The poem's reasonable query is that the reader, or at least someone out there, 'please explain tears'. 'What', asks Reid's narrator, 'do we gain by it' ... 'a faculty that interferes / with seeing and speaking / and leaves [us] feeling weaker'? The question is a good one, as the poem's allusion to Darwin, and by extension, evolutionary theory and survival of the fittest, throws into question the evolutionary benefit (if any) of such a disabling, emotionally-triggered reflex.
Almost incredible, then, that Nick Laird's second collection, On Purpose, published last summer, provides a near perfect answer to Reid's poem in a short little piece titled 'The Perfect Host'. For it turns out that recent scientific research has uncovered the benefits of emotional tears by comparing them with basal tears (constant, moisturising 'tears' that lubricate the eye) and reflex tears (as in 'those that flow / because an onion is reduced to pieces / or smoke strays from the barbecue', as Laird puts it). And the results have shown that emotional tears contain a greater number of toxins and in particular, higher rates of manganese, which is 'thought responsible', as Laird's poem notes, 'for sadness'. In spite of crying and its physically and socially debilitating effects, then, emotional tears help to rid our body of certain toxins, and also explain why, after a good cry, people often feel much better...
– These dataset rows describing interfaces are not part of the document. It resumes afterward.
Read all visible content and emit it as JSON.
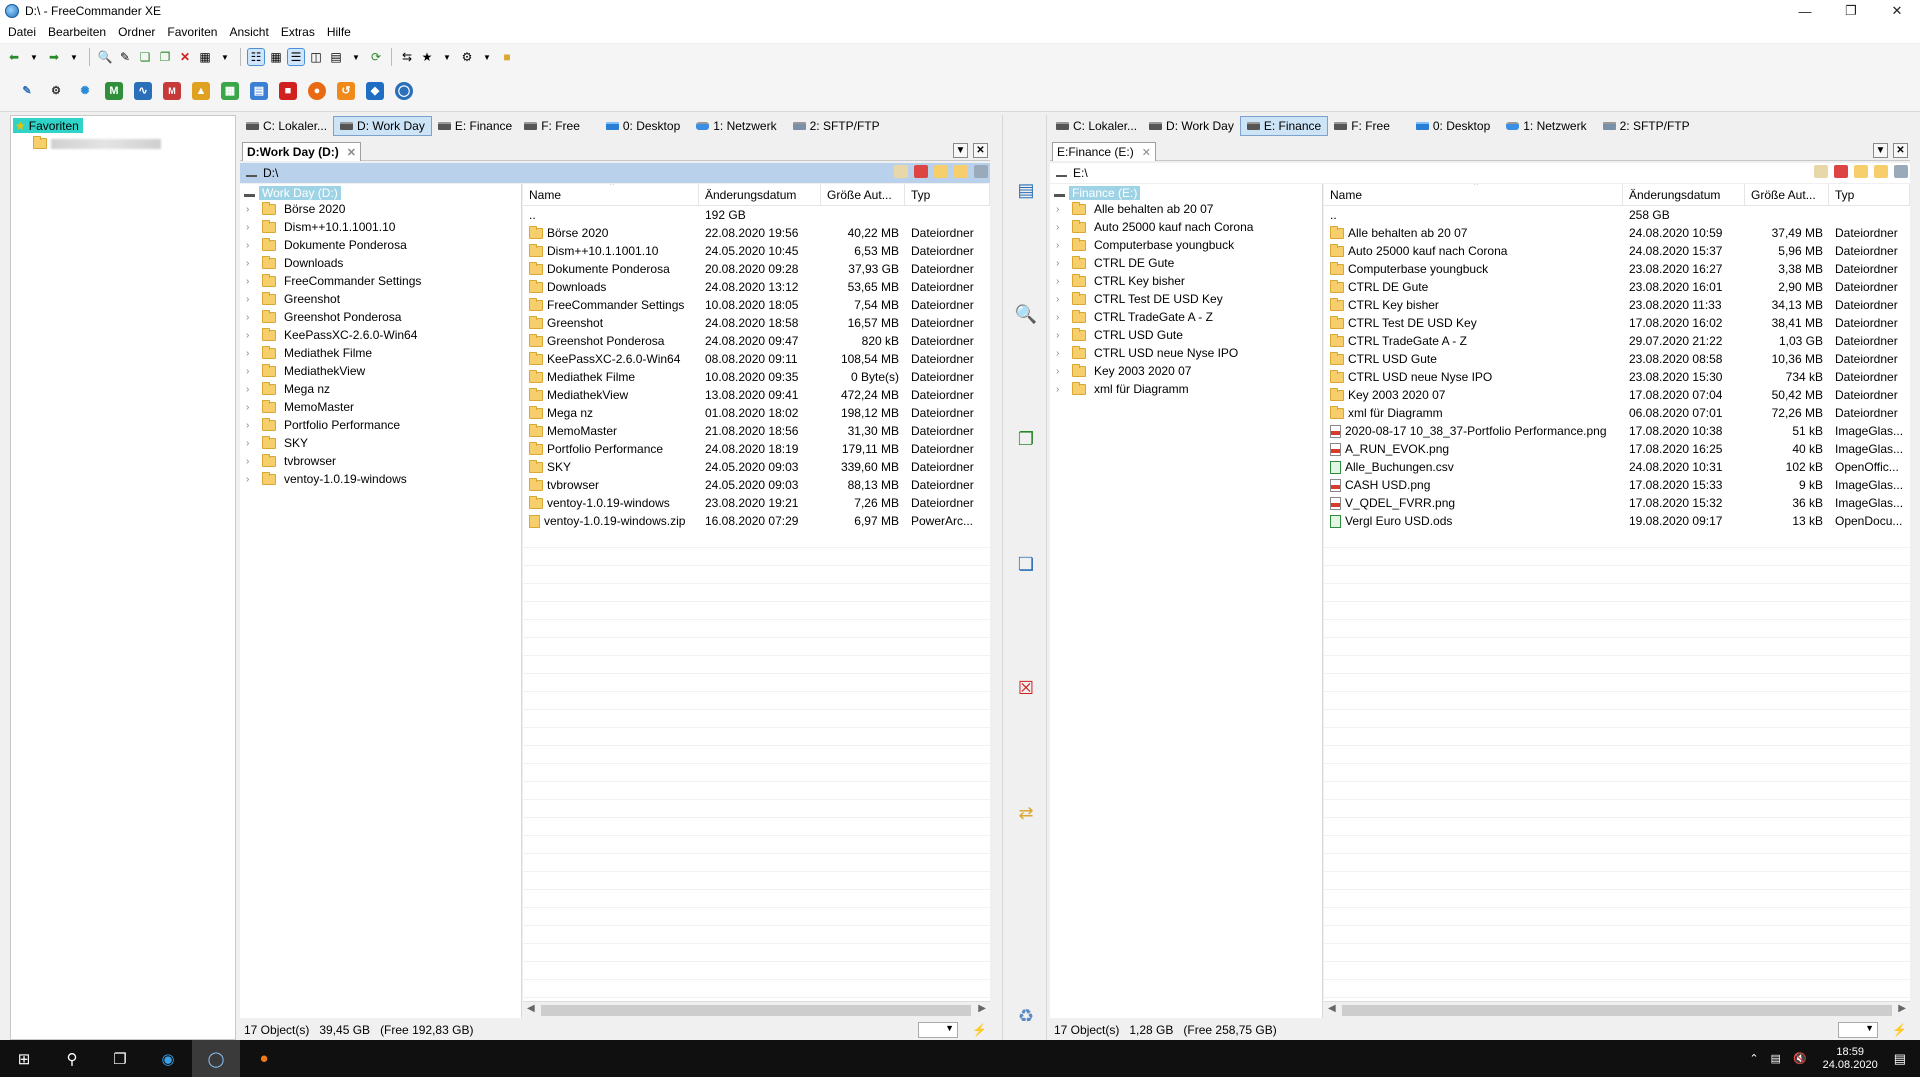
{
  "window": {
    "title": "D:\\ - FreeCommander XE"
  },
  "menu": [
    "Datei",
    "Bearbeiten",
    "Ordner",
    "Favoriten",
    "Ansicht",
    "Extras",
    "Hilfe"
  ],
  "favorites": {
    "root_label": "Favoriten"
  },
  "colors": {
    "selected_tab": "#cde4f7",
    "pathbar": "#b9d1ea",
    "folder": "#f6cf6c",
    "favorites_highlight": "#2fd3c7"
  },
  "left": {
    "drive_tabs": [
      "C: Lokaler...",
      "D: Work Day",
      "E: Finance",
      "F: Free",
      "0: Desktop",
      "1: Netzwerk",
      "2: SFTP/FTP"
    ],
    "active_drive_tab": 1,
    "path_tab": "D:Work Day (D:)",
    "path": "D:\\",
    "tree_root": "Work Day (D:)",
    "tree": [
      "Börse 2020",
      "Dism++10.1.1001.10",
      "Dokumente Ponderosa",
      "Downloads",
      "FreeCommander Settings",
      "Greenshot",
      "Greenshot Ponderosa",
      "KeePassXC-2.6.0-Win64",
      "Mediathek Filme",
      "MediathekView",
      "Mega nz",
      "MemoMaster",
      "Portfolio Performance",
      "SKY",
      "tvbrowser",
      "ventoy-1.0.19-windows"
    ],
    "columns": [
      "Name",
      "Änderungsdatum",
      "Größe Aut...",
      "Typ"
    ],
    "up_row": {
      "name": "..",
      "size": "192 GB"
    },
    "files": [
      {
        "name": "Börse 2020",
        "date": "22.08.2020 19:56",
        "size": "40,22 MB",
        "type": "Dateiordner",
        "icon": "folder"
      },
      {
        "name": "Dism++10.1.1001.10",
        "date": "24.05.2020 10:45",
        "size": "6,53 MB",
        "type": "Dateiordner",
        "icon": "folder"
      },
      {
        "name": "Dokumente Ponderosa",
        "date": "20.08.2020 09:28",
        "size": "37,93 GB",
        "type": "Dateiordner",
        "icon": "folder"
      },
      {
        "name": "Downloads",
        "date": "24.08.2020 13:12",
        "size": "53,65 MB",
        "type": "Dateiordner",
        "icon": "folder"
      },
      {
        "name": "FreeCommander Settings",
        "date": "10.08.2020 18:05",
        "size": "7,54 MB",
        "type": "Dateiordner",
        "icon": "folder"
      },
      {
        "name": "Greenshot",
        "date": "24.08.2020 18:58",
        "size": "16,57 MB",
        "type": "Dateiordner",
        "icon": "folder"
      },
      {
        "name": "Greenshot Ponderosa",
        "date": "24.08.2020 09:47",
        "size": "820 kB",
        "type": "Dateiordner",
        "icon": "folder"
      },
      {
        "name": "KeePassXC-2.6.0-Win64",
        "date": "08.08.2020 09:11",
        "size": "108,54 MB",
        "type": "Dateiordner",
        "icon": "folder"
      },
      {
        "name": "Mediathek Filme",
        "date": "10.08.2020 09:35",
        "size": "0 Byte(s)",
        "type": "Dateiordner",
        "icon": "folder"
      },
      {
        "name": "MediathekView",
        "date": "13.08.2020 09:41",
        "size": "472,24 MB",
        "type": "Dateiordner",
        "icon": "folder"
      },
      {
        "name": "Mega nz",
        "date": "01.08.2020 18:02",
        "size": "198,12 MB",
        "type": "Dateiordner",
        "icon": "folder"
      },
      {
        "name": "MemoMaster",
        "date": "21.08.2020 18:56",
        "size": "31,30 MB",
        "type": "Dateiordner",
        "icon": "folder"
      },
      {
        "name": "Portfolio Performance",
        "date": "24.08.2020 18:19",
        "size": "179,11 MB",
        "type": "Dateiordner",
        "icon": "folder"
      },
      {
        "name": "SKY",
        "date": "24.05.2020 09:03",
        "size": "339,60 MB",
        "type": "Dateiordner",
        "icon": "folder"
      },
      {
        "name": "tvbrowser",
        "date": "24.05.2020 09:03",
        "size": "88,13 MB",
        "type": "Dateiordner",
        "icon": "folder"
      },
      {
        "name": "ventoy-1.0.19-windows",
        "date": "23.08.2020 19:21",
        "size": "7,26 MB",
        "type": "Dateiordner",
        "icon": "folder"
      },
      {
        "name": "ventoy-1.0.19-windows.zip",
        "date": "16.08.2020 07:29",
        "size": "6,97 MB",
        "type": "PowerArc...",
        "icon": "zip"
      }
    ],
    "status": {
      "objects": "17 Object(s)",
      "size": "39,45 GB",
      "free": "(Free 192,83 GB)"
    }
  },
  "right": {
    "drive_tabs": [
      "C: Lokaler...",
      "D: Work Day",
      "E: Finance",
      "F: Free",
      "0: Desktop",
      "1: Netzwerk",
      "2: SFTP/FTP"
    ],
    "active_drive_tab": 2,
    "path_tab": "E:Finance (E:)",
    "path": "E:\\",
    "tree_root": "Finance (E:)",
    "tree": [
      "Alle behalten ab 20 07",
      "Auto 25000 kauf nach Corona",
      "Computerbase youngbuck",
      "CTRL DE Gute",
      "CTRL Key bisher",
      "CTRL Test DE USD Key",
      "CTRL TradeGate A - Z",
      "CTRL USD Gute",
      "CTRL USD neue Nyse IPO",
      "Key 2003 2020 07",
      "xml für Diagramm"
    ],
    "columns": [
      "Name",
      "Änderungsdatum",
      "Größe Aut...",
      "Typ"
    ],
    "up_row": {
      "name": "..",
      "size": "258 GB"
    },
    "files": [
      {
        "name": "Alle behalten ab 20 07",
        "date": "24.08.2020 10:59",
        "size": "37,49 MB",
        "type": "Dateiordner",
        "icon": "folder"
      },
      {
        "name": "Auto 25000 kauf nach Corona",
        "date": "24.08.2020 15:37",
        "size": "5,96 MB",
        "type": "Dateiordner",
        "icon": "folder"
      },
      {
        "name": "Computerbase youngbuck",
        "date": "23.08.2020 16:27",
        "size": "3,38 MB",
        "type": "Dateiordner",
        "icon": "folder"
      },
      {
        "name": "CTRL DE Gute",
        "date": "23.08.2020 16:01",
        "size": "2,90 MB",
        "type": "Dateiordner",
        "icon": "folder"
      },
      {
        "name": "CTRL Key bisher",
        "date": "23.08.2020 11:33",
        "size": "34,13 MB",
        "type": "Dateiordner",
        "icon": "folder"
      },
      {
        "name": "CTRL Test DE USD Key",
        "date": "17.08.2020 16:02",
        "size": "38,41 MB",
        "type": "Dateiordner",
        "icon": "folder"
      },
      {
        "name": "CTRL TradeGate A - Z",
        "date": "29.07.2020 21:22",
        "size": "1,03 GB",
        "type": "Dateiordner",
        "icon": "folder"
      },
      {
        "name": "CTRL USD Gute",
        "date": "23.08.2020 08:58",
        "size": "10,36 MB",
        "type": "Dateiordner",
        "icon": "folder"
      },
      {
        "name": "CTRL USD neue Nyse IPO",
        "date": "23.08.2020 15:30",
        "size": "734 kB",
        "type": "Dateiordner",
        "icon": "folder"
      },
      {
        "name": "Key 2003 2020 07",
        "date": "17.08.2020 07:04",
        "size": "50,42 MB",
        "type": "Dateiordner",
        "icon": "folder"
      },
      {
        "name": "xml für Diagramm",
        "date": "06.08.2020 07:01",
        "size": "72,26 MB",
        "type": "Dateiordner",
        "icon": "folder"
      },
      {
        "name": "2020-08-17 10_38_37-Portfolio Performance.png",
        "date": "17.08.2020 10:38",
        "size": "51 kB",
        "type": "ImageGlas...",
        "icon": "png"
      },
      {
        "name": "A_RUN_EVOK.png",
        "date": "17.08.2020 16:25",
        "size": "40 kB",
        "type": "ImageGlas...",
        "icon": "png"
      },
      {
        "name": "Alle_Buchungen.csv",
        "date": "24.08.2020 10:31",
        "size": "102 kB",
        "type": "OpenOffic...",
        "icon": "csv"
      },
      {
        "name": "CASH USD.png",
        "date": "17.08.2020 15:33",
        "size": "9 kB",
        "type": "ImageGlas...",
        "icon": "png"
      },
      {
        "name": "V_QDEL_FVRR.png",
        "date": "17.08.2020 15:32",
        "size": "36 kB",
        "type": "ImageGlas...",
        "icon": "png"
      },
      {
        "name": "Vergl Euro USD.ods",
        "date": "19.08.2020 09:17",
        "size": "13 kB",
        "type": "OpenDocu...",
        "icon": "ods"
      }
    ],
    "status": {
      "objects": "17 Object(s)",
      "size": "1,28 GB",
      "free": "(Free 258,75 GB)"
    }
  },
  "taskbar": {
    "time": "18:59",
    "date": "24.08.2020"
  }
}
because you must know by now
that it loves you, your body,
and wants you to stay.
Quite a cheery sort of conclusion, don'tcha think?